We understand that the Commission has made great strides in its examination program through division of labor with the states under the National Securities Markets Improvements Act of 1996. In addition, the Staff has developed "smart" audits and other innovations to increase the reach and effectiveness of it programs. We believe that the codification of more uniform best practices reflected in the Compliance Programs rule proposal represents yet another step forward that will enhance investor protections. If the Commission believes at this time that more resources and improvements are needed, we would offer that the Staff could undertake additional study of whether one or more quasi-governmental SRO(s) could materially improve the Commission's oversight and examination responsibilities of investment funds and investment advisers. We urge the Commission not to cede or transfer its jurisdictional authority to private accounting firms, private insurance companies or private consultants.

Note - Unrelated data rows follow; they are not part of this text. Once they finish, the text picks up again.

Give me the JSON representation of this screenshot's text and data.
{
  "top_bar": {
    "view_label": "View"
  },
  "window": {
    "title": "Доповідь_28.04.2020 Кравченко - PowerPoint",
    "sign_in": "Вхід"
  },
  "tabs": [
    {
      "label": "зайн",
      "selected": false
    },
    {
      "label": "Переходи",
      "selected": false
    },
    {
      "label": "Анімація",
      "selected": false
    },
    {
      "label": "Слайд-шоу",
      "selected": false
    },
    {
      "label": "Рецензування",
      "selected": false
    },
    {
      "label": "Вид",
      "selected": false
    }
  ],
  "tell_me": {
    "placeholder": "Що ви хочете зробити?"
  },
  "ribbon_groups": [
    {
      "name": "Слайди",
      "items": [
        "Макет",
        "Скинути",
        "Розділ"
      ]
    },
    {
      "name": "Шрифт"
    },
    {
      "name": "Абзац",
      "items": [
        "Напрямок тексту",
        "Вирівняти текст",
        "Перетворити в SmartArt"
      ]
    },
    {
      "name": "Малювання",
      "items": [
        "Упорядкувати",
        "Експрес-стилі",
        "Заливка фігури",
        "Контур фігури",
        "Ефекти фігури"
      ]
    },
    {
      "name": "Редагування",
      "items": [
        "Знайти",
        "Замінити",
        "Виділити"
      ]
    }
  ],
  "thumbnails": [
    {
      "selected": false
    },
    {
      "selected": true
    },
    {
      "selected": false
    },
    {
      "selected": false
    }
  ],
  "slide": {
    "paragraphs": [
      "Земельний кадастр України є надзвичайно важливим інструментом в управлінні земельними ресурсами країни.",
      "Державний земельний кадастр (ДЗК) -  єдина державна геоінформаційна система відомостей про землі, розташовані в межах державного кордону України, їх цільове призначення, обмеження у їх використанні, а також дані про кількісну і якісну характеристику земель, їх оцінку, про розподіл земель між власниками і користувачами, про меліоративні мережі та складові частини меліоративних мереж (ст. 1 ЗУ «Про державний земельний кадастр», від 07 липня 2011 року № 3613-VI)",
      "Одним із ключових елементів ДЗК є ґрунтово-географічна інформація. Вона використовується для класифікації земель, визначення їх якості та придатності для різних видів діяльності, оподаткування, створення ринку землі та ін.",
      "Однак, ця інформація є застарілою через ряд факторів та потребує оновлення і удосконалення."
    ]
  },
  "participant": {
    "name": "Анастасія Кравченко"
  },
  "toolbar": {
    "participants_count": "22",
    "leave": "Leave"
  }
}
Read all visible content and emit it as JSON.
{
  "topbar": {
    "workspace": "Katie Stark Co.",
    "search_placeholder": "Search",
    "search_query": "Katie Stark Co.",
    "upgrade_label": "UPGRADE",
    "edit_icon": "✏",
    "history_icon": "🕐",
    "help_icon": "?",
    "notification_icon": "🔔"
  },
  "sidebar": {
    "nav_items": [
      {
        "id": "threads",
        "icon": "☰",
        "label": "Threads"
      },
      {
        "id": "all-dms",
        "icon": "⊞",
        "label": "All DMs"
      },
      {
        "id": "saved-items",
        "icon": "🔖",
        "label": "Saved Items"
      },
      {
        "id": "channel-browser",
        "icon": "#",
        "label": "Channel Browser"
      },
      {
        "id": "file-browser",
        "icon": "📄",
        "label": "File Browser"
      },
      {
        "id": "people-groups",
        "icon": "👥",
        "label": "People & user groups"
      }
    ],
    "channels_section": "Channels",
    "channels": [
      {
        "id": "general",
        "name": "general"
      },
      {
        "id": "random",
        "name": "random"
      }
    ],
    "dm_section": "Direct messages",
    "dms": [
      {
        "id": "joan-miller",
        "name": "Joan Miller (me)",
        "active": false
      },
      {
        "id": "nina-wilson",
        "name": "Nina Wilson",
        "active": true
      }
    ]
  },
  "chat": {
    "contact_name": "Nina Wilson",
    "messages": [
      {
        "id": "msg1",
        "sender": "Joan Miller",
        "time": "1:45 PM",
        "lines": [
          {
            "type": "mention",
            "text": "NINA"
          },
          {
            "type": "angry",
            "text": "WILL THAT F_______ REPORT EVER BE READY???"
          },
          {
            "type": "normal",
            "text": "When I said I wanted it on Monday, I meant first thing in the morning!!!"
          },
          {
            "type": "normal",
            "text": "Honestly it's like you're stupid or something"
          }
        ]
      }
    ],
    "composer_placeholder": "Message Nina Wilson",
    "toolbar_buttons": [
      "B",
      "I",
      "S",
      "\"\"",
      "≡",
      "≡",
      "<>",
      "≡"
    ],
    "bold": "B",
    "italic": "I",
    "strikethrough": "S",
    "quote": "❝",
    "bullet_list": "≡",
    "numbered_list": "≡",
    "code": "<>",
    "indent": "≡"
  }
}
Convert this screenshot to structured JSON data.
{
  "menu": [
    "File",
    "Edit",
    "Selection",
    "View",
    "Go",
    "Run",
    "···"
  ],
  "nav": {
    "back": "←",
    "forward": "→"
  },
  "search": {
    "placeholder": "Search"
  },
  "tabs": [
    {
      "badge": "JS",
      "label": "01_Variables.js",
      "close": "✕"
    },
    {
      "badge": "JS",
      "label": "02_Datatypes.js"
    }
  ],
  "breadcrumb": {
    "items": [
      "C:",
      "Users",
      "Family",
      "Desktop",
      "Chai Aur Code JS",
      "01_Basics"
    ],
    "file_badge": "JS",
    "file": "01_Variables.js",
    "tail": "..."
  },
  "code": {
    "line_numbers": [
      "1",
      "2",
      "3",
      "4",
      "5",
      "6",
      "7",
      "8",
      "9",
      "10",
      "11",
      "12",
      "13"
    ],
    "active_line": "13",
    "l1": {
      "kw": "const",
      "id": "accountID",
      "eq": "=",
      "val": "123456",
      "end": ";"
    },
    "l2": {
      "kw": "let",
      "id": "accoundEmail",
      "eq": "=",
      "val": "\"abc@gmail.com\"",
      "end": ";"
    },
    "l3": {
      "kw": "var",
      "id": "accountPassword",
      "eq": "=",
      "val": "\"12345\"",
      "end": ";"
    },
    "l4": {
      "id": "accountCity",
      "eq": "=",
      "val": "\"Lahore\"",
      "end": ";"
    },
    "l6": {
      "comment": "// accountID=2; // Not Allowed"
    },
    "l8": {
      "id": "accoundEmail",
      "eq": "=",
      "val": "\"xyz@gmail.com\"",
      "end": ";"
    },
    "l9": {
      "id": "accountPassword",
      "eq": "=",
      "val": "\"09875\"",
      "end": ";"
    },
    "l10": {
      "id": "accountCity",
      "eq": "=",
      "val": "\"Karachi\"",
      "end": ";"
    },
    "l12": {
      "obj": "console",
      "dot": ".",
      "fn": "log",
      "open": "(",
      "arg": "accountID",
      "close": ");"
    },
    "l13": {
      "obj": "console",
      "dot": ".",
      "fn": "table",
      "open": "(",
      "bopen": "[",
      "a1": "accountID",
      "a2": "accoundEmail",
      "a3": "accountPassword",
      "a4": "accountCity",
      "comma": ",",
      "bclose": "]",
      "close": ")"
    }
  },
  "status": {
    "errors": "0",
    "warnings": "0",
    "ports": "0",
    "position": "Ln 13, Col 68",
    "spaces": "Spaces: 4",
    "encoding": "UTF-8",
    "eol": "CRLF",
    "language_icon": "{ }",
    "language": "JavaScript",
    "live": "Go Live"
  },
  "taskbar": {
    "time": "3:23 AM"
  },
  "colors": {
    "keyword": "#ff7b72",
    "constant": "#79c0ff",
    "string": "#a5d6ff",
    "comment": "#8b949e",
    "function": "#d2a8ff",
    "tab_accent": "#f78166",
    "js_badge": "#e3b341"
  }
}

In conclusion, Financial Engines is supportive of requiring written compliance procedures and policies of investment advisers and requiring an annual review of the same. In this regard, however, we do ask that the Commission give special consideration to the impact that requiring the designation of a chief compliance officer may have on the organizational flexibility and operations of all investment advisers, particularly smaller firms and new market entrants. Beyond simply identifying the SRO issue as a possible Concept, the feasibility and effectiveness of quasi-governmental SRO(s) dedicated to investment funds or investment advisers, may warrant further study. Financial Engines opposes, however, more delegation or transfer of the Commission's examination and oversight jurisdiction and responsibilities to the private sector.
We appreciate this opportunity to comment on the proposals and concepts. We hope the Commission finds these comments helpful. If you have any questions, please feel free to contact the undersigned at (650) 565-4938 at your convenience.
cc: Mr. Paul Roye - Director, Division of Investment Management